  • This is an old thread, but with this reply I hope to help others running into the same problem. This here is one possible explanation for the error "There is already an object named 'DF__TableName__Colum__2A01329B' in the database."

    The MS reply was, naturally, technically correct but utterly useless. Yes, generated constraint names are made unique with a suffix of 8 'random' hexadecimal digits. They just forgot to mention the fact that every individual database uses the exact same sequence of pseudo-random numbers. When you copy tables from one database to another with a script or tool that preserves (generated) constraint names, you have a (slim) chance of running into trouble later on, when trying to create additional tables/columns with similar names.

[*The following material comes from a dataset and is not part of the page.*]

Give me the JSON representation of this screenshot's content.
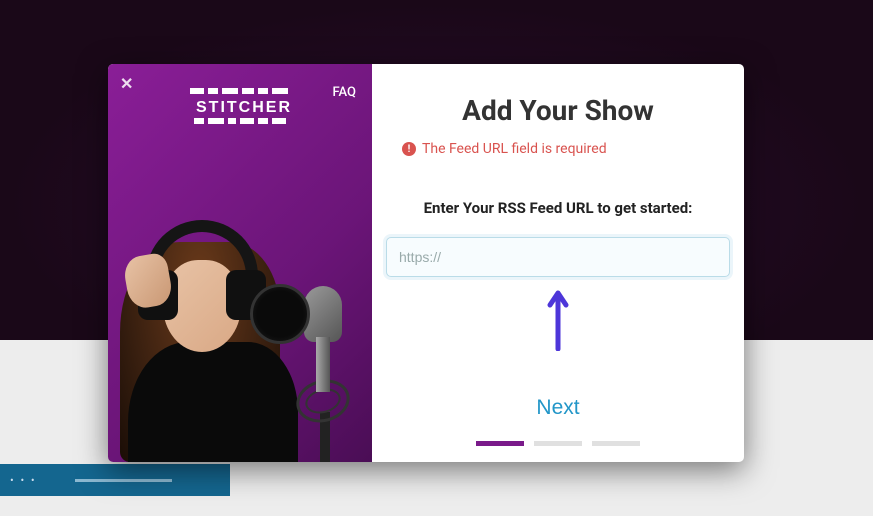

    A simple example:

    CREATE DATABASE Test1
    USE Test1
    CREATE TABLE dbo.TableName1 (ColumnName1 int DEFAULT 1)
    CREATE TABLE dbo.TableName2 (ColumnName2 int DEFAULT 1)
    EXEC sp_help TableName2		-- DF__TableName__Colum__00551192
    
    CREATE DATABASE Test2
    USE Test2
    -- first we 'copy' TableName2 from Test1 to Test2
    CREATE TABLE dbo.TableName2 (ColumnName2 int CONSTRAINT DF__TableName__Colum__00551192 DEFAULT 1)
    -- next, we create a new table - similar names for both table and column!
    CREATE TABLE dbo.TableName3 (ColumnName3 int DEFAULT 1)

    The last statement will throw this exception: "There is already an object named 'DF__TableName__Colum__00551192' in the database." This happens because the second constraint name generated in any (?) database has suffix 00551192.

    So what's the solution?

    1. Explicitly name your constraints (as already suggested by everyone else).
    2. If you really must use generated constraint names (typically some legacy), avoid copying these names from one database to another - rather let the destination server generate its own constraint names.
    3. If you run into the problem anyway, try changing the order in which you create the constraints, or create a few 'dummy' constraints first to fast-forward through the pseudo-random number sequence.

    With kind regards,

    Ruud

    • Proposed as answer by Naomi N Wednesday, July 6, 2011 3:17 PM
    Wednesday, July 6, 2011 11:26 AM